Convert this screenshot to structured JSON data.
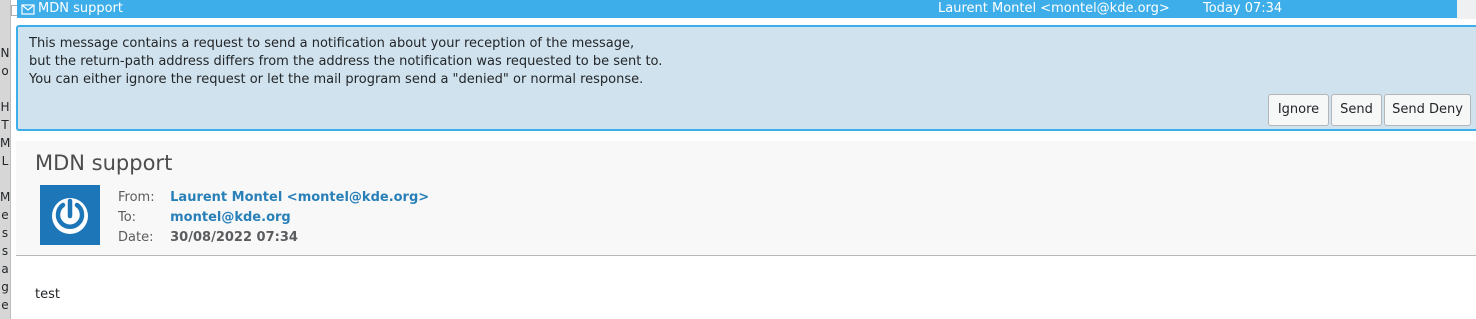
{
  "side_strip": {
    "letters": [
      "N",
      "o",
      "",
      "H",
      "T",
      "M",
      "L",
      "",
      "M",
      "e",
      "s",
      "s",
      "a",
      "g",
      "e"
    ]
  },
  "message_list": {
    "row": {
      "subject": "MDN support",
      "from": "Laurent Montel <montel@kde.org>",
      "date": "Today 07:34",
      "icon": "envelope-icon"
    }
  },
  "mdn_banner": {
    "lines": [
      "This message contains a request to send a notification about your reception of the message,",
      "but the return-path address differs from the address the notification was requested to be sent to.",
      "You can either ignore the request or let the mail program send a \"denied\" or normal response."
    ],
    "buttons": {
      "ignore": "Ignore",
      "send": "Send",
      "send_deny": "Send Deny"
    }
  },
  "header": {
    "subject": "MDN support",
    "avatar_icon": "power-icon",
    "fields": {
      "from_label": "From:",
      "from_value": "Laurent Montel <montel@kde.org>",
      "to_label": "To:",
      "to_value": "montel@kde.org",
      "date_label": "Date:",
      "date_value": "30/08/2022 07:34"
    }
  },
  "body": {
    "text": "test"
  },
  "colors": {
    "selection": "#3daee9",
    "banner_bg": "#cfe2ed",
    "link": "#2980b9",
    "avatar_bg": "#1d76b7"
  }
}
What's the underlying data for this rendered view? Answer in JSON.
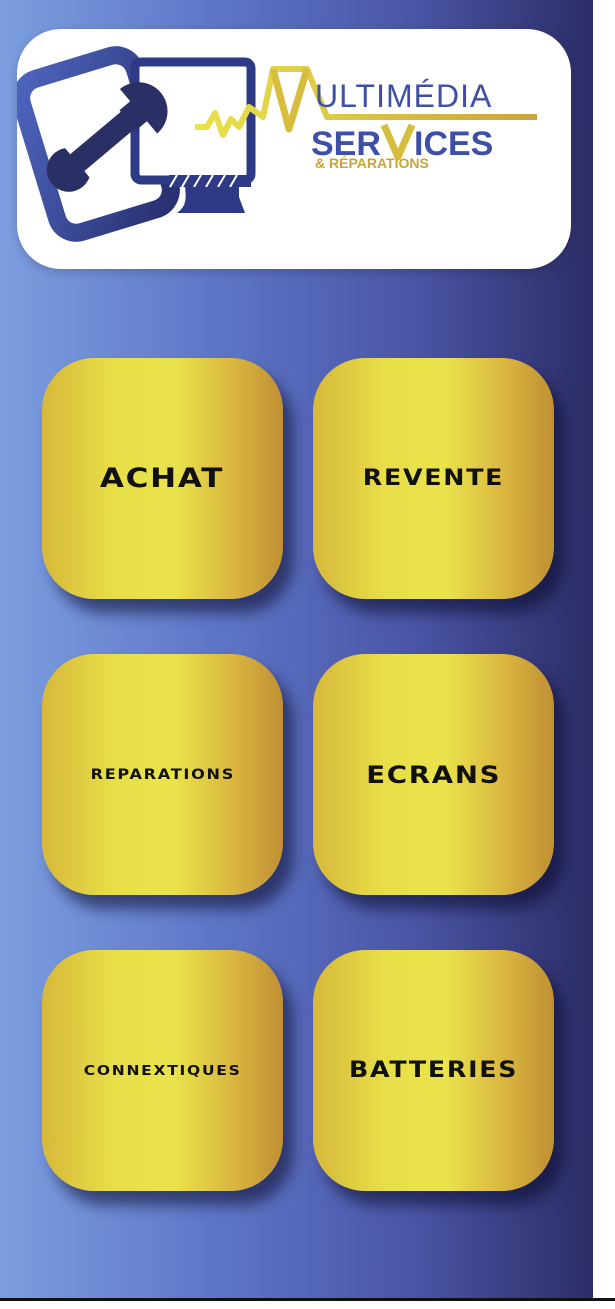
{
  "logo": {
    "line1": "ULTIMÉDIA",
    "line2_prefix": "SER",
    "line2_suffix": "ICES",
    "line3": "& RÉPARATIONS",
    "colors": {
      "navy": "#2f3a86",
      "blue": "#3d4fa6",
      "gold": "#c9a43a",
      "yellow": "#e6d640"
    }
  },
  "menu": {
    "items": [
      {
        "label": "ACHAT"
      },
      {
        "label": "REVENTE"
      },
      {
        "label": "REPARATIONS"
      },
      {
        "label": "ECRANS"
      },
      {
        "label": "CONNEXTIQUES"
      },
      {
        "label": "BATTERIES"
      }
    ]
  },
  "theme": {
    "background_gradient": [
      "#7c9ee0",
      "#2c2d66"
    ],
    "tile_gold": "#e8df48"
  }
}
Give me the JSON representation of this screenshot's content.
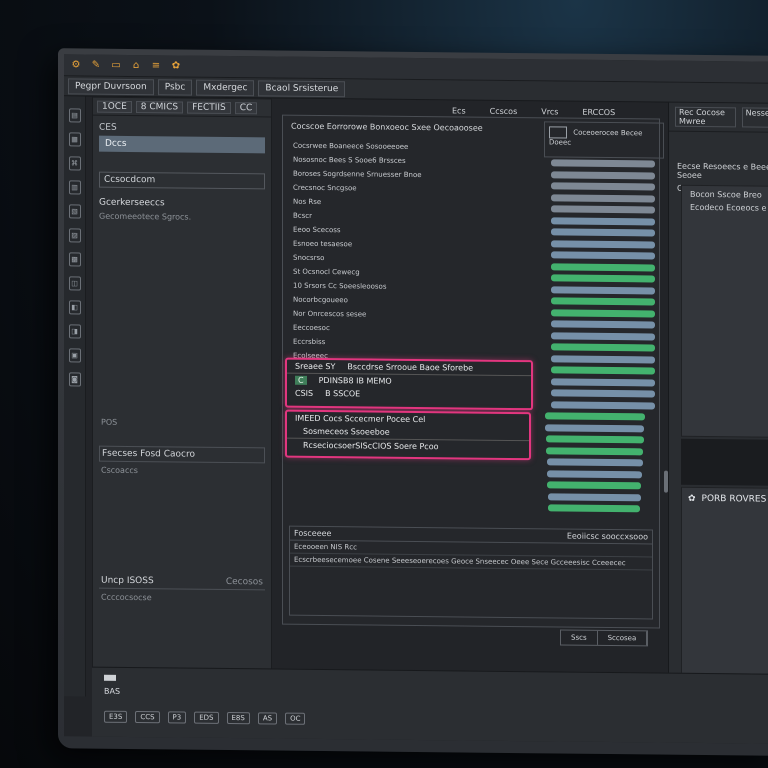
{
  "toolbar_icons": [
    "settings-icon",
    "pen-icon",
    "folder-icon",
    "car-icon",
    "stack-icon",
    "gear-icon"
  ],
  "menubar": [
    "Pegpr Duvrsoon",
    "Psbc",
    "Mxdergec",
    "Bcaol Srsisterue"
  ],
  "left_panel": {
    "tabs": [
      "1OCE",
      "8 CMICS",
      "FECTIIS",
      "CC"
    ],
    "selected_item": "CES",
    "item_2": "Dccs",
    "box_label": "Ccsocdcom",
    "heading": "Gcerkerseeccs",
    "subheading": "Gecomeeotece Sgrocs.",
    "pos_label": "POS",
    "section1_row": "Fsecses Fosd Caocro",
    "section1_note": "Cscoaccs",
    "section2_left": "Uncp ISOSS",
    "section2_right": "Cecosos",
    "section2_note": "Ccccocsocse"
  },
  "center": {
    "header_tabs": [
      "Ecs",
      "Ccscos",
      "Vrcs",
      "ERCCOS"
    ],
    "title": "Cocscoe   Eorrorowe Bonxoeoc Sxee Oecoaoosee",
    "lines": [
      "Cocsrwee Boaneece Sosooeeoee",
      "Nososnoc Bees S Sooe6 Brssces",
      "Boroses Sogrdsenne Srnuesser Bnoe",
      "Crecsnoc Sncgsoe",
      "Nos Rse",
      "Bcscr",
      "Eeoo Scecoss",
      "Esnoeo tesaesoe",
      "Snocsrso",
      "St Ocsnocl Cewecg",
      "10 Srsors Cc Soeesleoosos",
      "Nocorbcgoueeo",
      "Nor Onrcescos sesee",
      "Eeccoesoc",
      "Eccrsbiss",
      "Ecolseeec"
    ],
    "selection1_row1_left": "Sreaee SY",
    "selection1_row1_right": "Bsccdrse Srrooue Baoe Sforebe",
    "selection1_row2_badge": "C",
    "selection1_row2_text": "PDINSB8 IB  MEMO",
    "selection1_row3": "CSIS",
    "selection1_row3_right": "B SSCOE",
    "selection2_row1": "IMEED Cocs   Sccecmer Pocee Cel",
    "selection2_row2": "Sosmeceos Ssoeeboe",
    "selection2_row3": "RcseciocsoerSIScCIOS Soere Pcoo",
    "table_title": "Fosceeee",
    "table_title_right": "Eeoiicsc sooccxsooo",
    "table_row1": "Eceooeen NIS Rcc",
    "table_row2": "Ecscrbeesecemoee Cosene Seeeseoerecoes Geoce Snseecec Oeee Sece Gcceeesisc Cceeecec",
    "mini_buttons": [
      "Sscs",
      "Sccosea"
    ]
  },
  "bars_head": {
    "label": "Coceoerocee Becee Doeec",
    "icon": "chart-icon"
  },
  "bars": {
    "colors": {
      "gray": "#7e8894",
      "green": "#43b26e",
      "blue_gray": "#7690a8"
    }
  },
  "right_panel": {
    "tabs": [
      "Rec Cocose Mwree",
      "Nesses"
    ],
    "text1": "Eecse Resoeecs e Beee Seoee",
    "text2": "Ccscoc",
    "block_title": "Bocon Sscoe Breo",
    "block_sub": "Ecodeco Ecoeocs e",
    "dark_label": "PORB ROVRES"
  },
  "bottombar": {
    "title": "BAS",
    "buttons": [
      "E3S",
      "CCS",
      "P3",
      "EDS",
      "E8S",
      "AS",
      "OC"
    ]
  }
}
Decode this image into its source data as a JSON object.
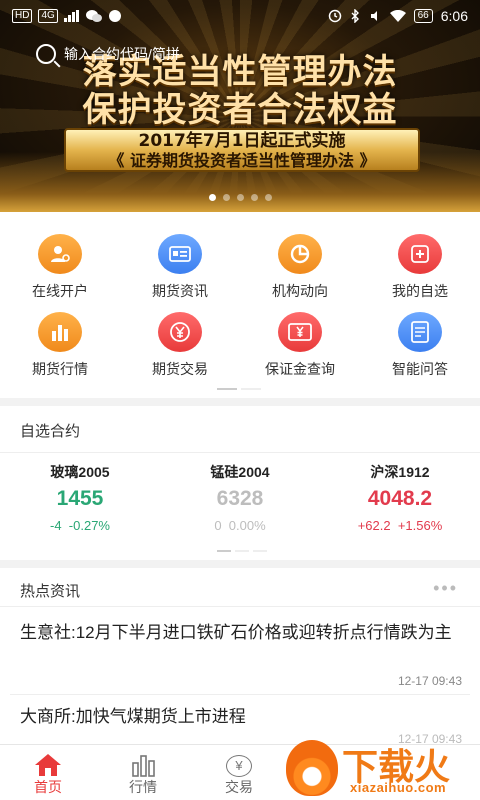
{
  "status_bar": {
    "network_badges": [
      "HD",
      "4G"
    ],
    "battery": "66",
    "time": "6:06"
  },
  "banner": {
    "search_placeholder": "输入合约代码/简拼",
    "headline_1": "落实适当性管理办法",
    "headline_2": "保护投资者合法权益",
    "sub_line_1": "2017年7月1日起正式实施",
    "sub_line_2": "《 证券期货投资者适当性管理办法 》",
    "page_count": 5,
    "active_page": 0
  },
  "quick_menu": [
    {
      "label": "在线开户",
      "icon": "account-open-icon",
      "color": "orange"
    },
    {
      "label": "期货资讯",
      "icon": "news-card-icon",
      "color": "blue"
    },
    {
      "label": "机构动向",
      "icon": "pie-chart-icon",
      "color": "orange"
    },
    {
      "label": "我的自选",
      "icon": "plus-icon",
      "color": "red"
    },
    {
      "label": "期货行情",
      "icon": "bar-chart-icon",
      "color": "orange"
    },
    {
      "label": "期货交易",
      "icon": "yen-icon",
      "color": "red"
    },
    {
      "label": "保证金查询",
      "icon": "yen-card-icon",
      "color": "red"
    },
    {
      "label": "智能问答",
      "icon": "document-icon",
      "color": "blue"
    }
  ],
  "watchlist": {
    "title": "自选合约",
    "contracts": [
      {
        "name": "玻璃2005",
        "price": "1455",
        "change": "-4",
        "change_pct": "-0.27%",
        "trend": "down"
      },
      {
        "name": "锰硅2004",
        "price": "6328",
        "change": "0",
        "change_pct": "0.00%",
        "trend": "flat"
      },
      {
        "name": "沪深1912",
        "price": "4048.2",
        "change": "+62.2",
        "change_pct": "+1.56%",
        "trend": "up"
      }
    ]
  },
  "news": {
    "title": "热点资讯",
    "items": [
      {
        "headline": "生意社:12月下半月进口铁矿石价格或迎转折点行情跌为主",
        "time": "12-17 09:43"
      },
      {
        "headline": "大商所:加快气煤期货上市进程",
        "time": "12-17 09:43"
      }
    ]
  },
  "tabs": [
    {
      "label": "首页",
      "active": true
    },
    {
      "label": "行情",
      "active": false
    },
    {
      "label": "交易",
      "active": false
    }
  ],
  "watermark": {
    "brand": "下载火",
    "site": "xiazaihuo.com"
  },
  "colors": {
    "accent_red": "#e83a3a",
    "down_green": "#2aa775",
    "up_red": "#e23b4d",
    "flat_gray": "#bdbdbd"
  }
}
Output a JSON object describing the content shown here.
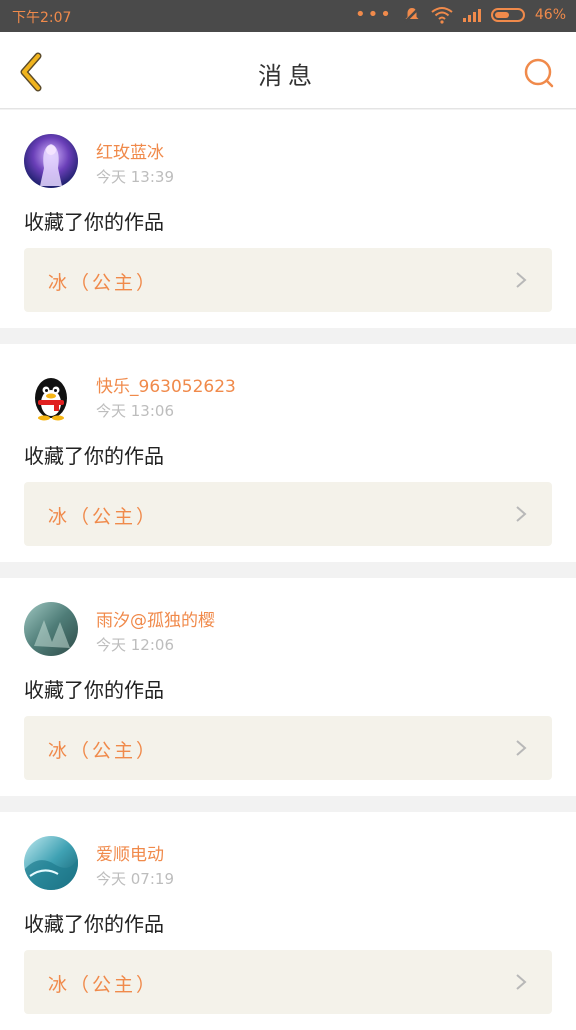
{
  "status_bar": {
    "time": "下午2:07",
    "battery": "46%",
    "icons": [
      "more-dots-icon",
      "mute-icon",
      "wifi-icon",
      "signal-icon",
      "battery-icon"
    ],
    "color": "#f08a4b"
  },
  "header": {
    "title": "消息",
    "back_icon": "back-chevron-icon",
    "search_icon": "search-icon"
  },
  "notifications": [
    {
      "user": "红玫蓝冰",
      "time": "今天 13:39",
      "action": "收藏了你的作品",
      "work": "冰（公主）"
    },
    {
      "user": "快乐_963052623",
      "time": "今天 13:06",
      "action": "收藏了你的作品",
      "work": "冰（公主）"
    },
    {
      "user": "雨汐@孤独的樱",
      "time": "今天 12:06",
      "action": "收藏了你的作品",
      "work": "冰（公主）"
    },
    {
      "user": "爱顺电动",
      "time": "今天 07:19",
      "action": "收藏了你的作品",
      "work": "冰（公主）"
    }
  ],
  "colors": {
    "accent": "#f08a4b",
    "work_bg": "#f4f2ea",
    "back_icon": "#f0b41e"
  }
}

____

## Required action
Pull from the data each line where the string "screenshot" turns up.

## Task solution
Convert this screenshot to structured JSON data.
Give me the JSON representation of this screenshot's content.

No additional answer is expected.